The relation between bank and depositors would almost sort itself out as long as depositors aren't locked into long-term arrangements. Of course banks will pass the cost on to depositors. Depositors presumably go elsewhere if terms are too unfavorable.
The rate information will make its way to depositors as a matter of course. Nevertheless, since their use of this information is the whole point of this exercise, it probably should be made public and brought to each depositor's attention, though most will ignore it.
Regress: The moral hazard of insurers defaulting
It risks creating a new moral hazard: Insurers that can't actually bear the potential losses. They might be speculators hoping that lightning won't strike on their watch, or their fate might be tied to that bank, so that if the bank fails, so do they.
How are we to know which insurers can actually bear the potential losses? Better, how can we know it without a bureaucracy deciding it?
We appear to have just moved the problem from the bank to the insurer. So let's re-apply the same solution there: let insurance in turn require coverage against defaulting, on basically the same terms. The cash flow to the second insurer comes from the first insurer's cut, the cost is not (directly) borne by the depositor.
Presumably for unreliable would-be insurers, their own coverage takes so large a cut of their profits that they can't effectively compete in the bidding. For reliable insurers, presumably the situation is the reverse, so they can make a profit. Since there is this dimunition in rates, we can be sure that an infinite regress of metaN-insurers does not result in an infinite rate. Instead for a dimunition R, the overall rate is about:
So we can simply let it regress to extinction.
That solves half the problem. But we still might be looking at a circular situation. A bank might (openly or otherwise) be its own insurer and meta-insurer and meta2-insurer etc.
So we'd like to predictively know whether a bank and its insurer are truly independent. Prediction markets may help us. For each bank and insurer, there would be a prediction market on whether the insurer survives a bank collapse. It pays "No" if both default, "Yes" if the bank defaults but the insurer doesn't, and is not resolved if the bank does not fail. This gives us a probability of double-failure; a figure between 0.0 and 1.0. Call it p(!F2|F1)
Now calculate the total coverage required, assuming a single insurer, as:
`total deposits' / p(!F_2|F_1)
In other words, the bank is required to have coverage up to the total amount of deposits, but the amount of coverage from a given insurer only "counts" as:
`face value of coverage' * p(!F_2|F_1)
Similarly, for a meta-insurer, have a prediction market on whether it survives default by both bank and insurer.
Making these markets would add some overhead, but not neccessarily much, since at any instant it's required once over the bank's entire holdings.
No signal until very late
Another worry is that the rates may not reflect the actual situation until very late. Insurers who are aware of a developing problem at a bank might think that they can pull out in time.

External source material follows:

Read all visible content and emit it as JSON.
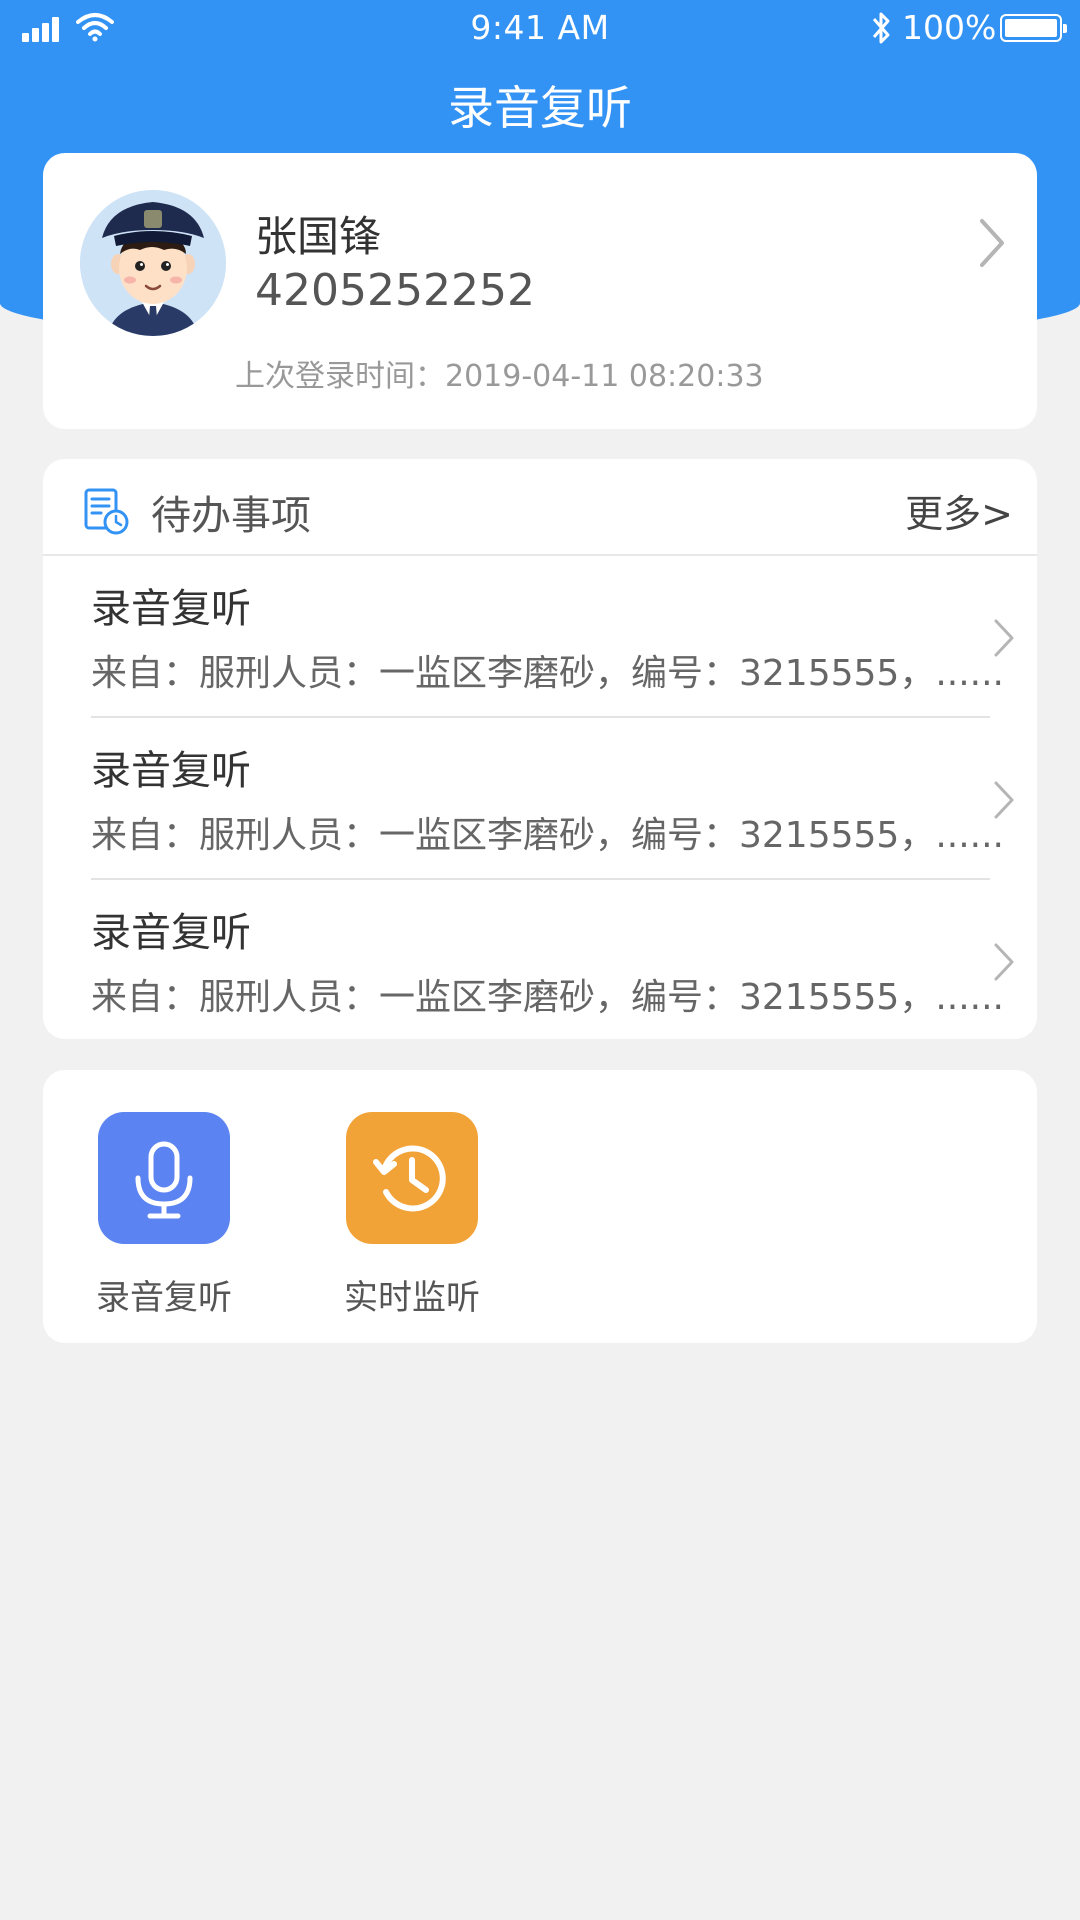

The problem is that the contract may have less latency than the situation. So let's add a time rule. Say a formerly successful bidder who is now outbid retains a continually diminishing fraction of the insurance contract for some time. Ie, still gets a fraction of the deposits per unit time, and still has to provide coverage uniformly for that fraction of total deposits. That time interval is a free parameter in this proposal.

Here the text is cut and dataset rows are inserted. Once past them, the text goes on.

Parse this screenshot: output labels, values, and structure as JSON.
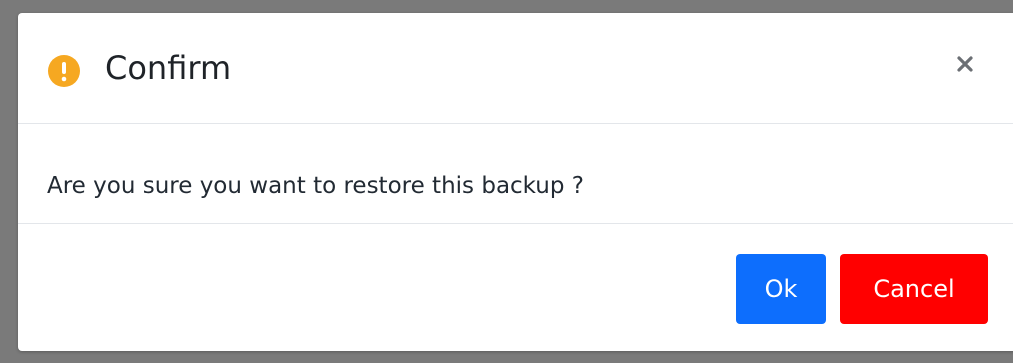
{
  "dialog": {
    "title": "Confirm",
    "icon": "warning-icon",
    "message": "Are you sure you want to restore this backup ?",
    "buttons": {
      "ok_label": "Ok",
      "cancel_label": "Cancel"
    },
    "close_icon": "close-icon"
  },
  "colors": {
    "warning": "#f6a821",
    "ok_button": "#0d6efd",
    "cancel_button": "#ff0000",
    "backdrop": "#7a7a7a"
  }
}
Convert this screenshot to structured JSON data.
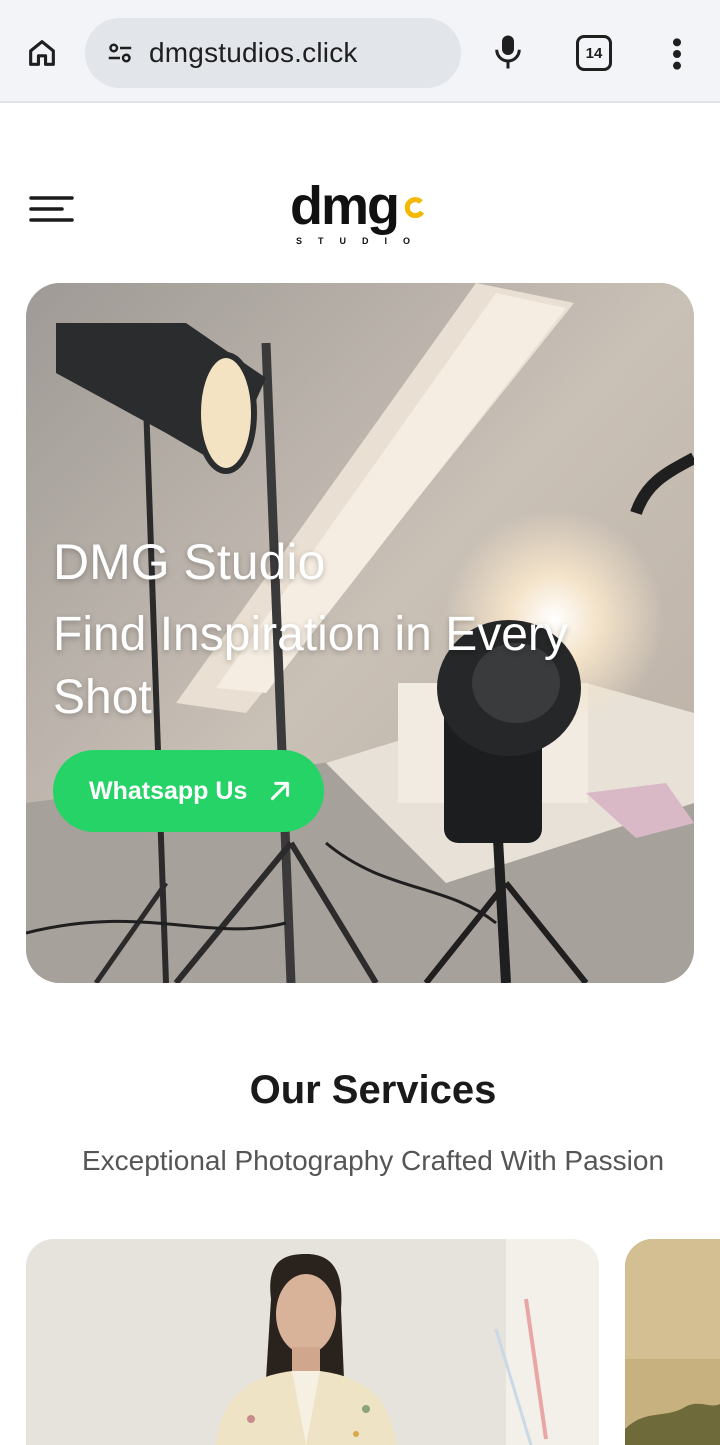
{
  "browser": {
    "url": "dmgstudios.click",
    "tab_count": "14"
  },
  "header": {
    "logo_main": "dmg",
    "logo_sub": "STUDIO"
  },
  "hero": {
    "title": "DMG Studio",
    "subtitle": "Find Inspiration in Every Shot",
    "cta_label": "Whatsapp Us"
  },
  "services": {
    "title": "Our Services",
    "subtitle": "Exceptional Photography Crafted With Passion"
  },
  "colors": {
    "accent_green": "#25d366",
    "logo_yellow": "#f5b800",
    "chrome_bg": "#f2f4f8"
  }
}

Then the situation is sensitive to the exact time at which the bank fails.
Collusion keeping the little guy out
Having arranged all this, we wouldn't like to see it become the sole
preserve of a
de facto cartel with captured regulatory agencies
keeping others out.
This is apparently at odds with our need to keep lightweight insurers out. But fortunately my solution to the lightweight insurers does not rely on bureaucracy. Of course nothing will keep regulators from regulating, but there's little in this proposal that requires them to do so.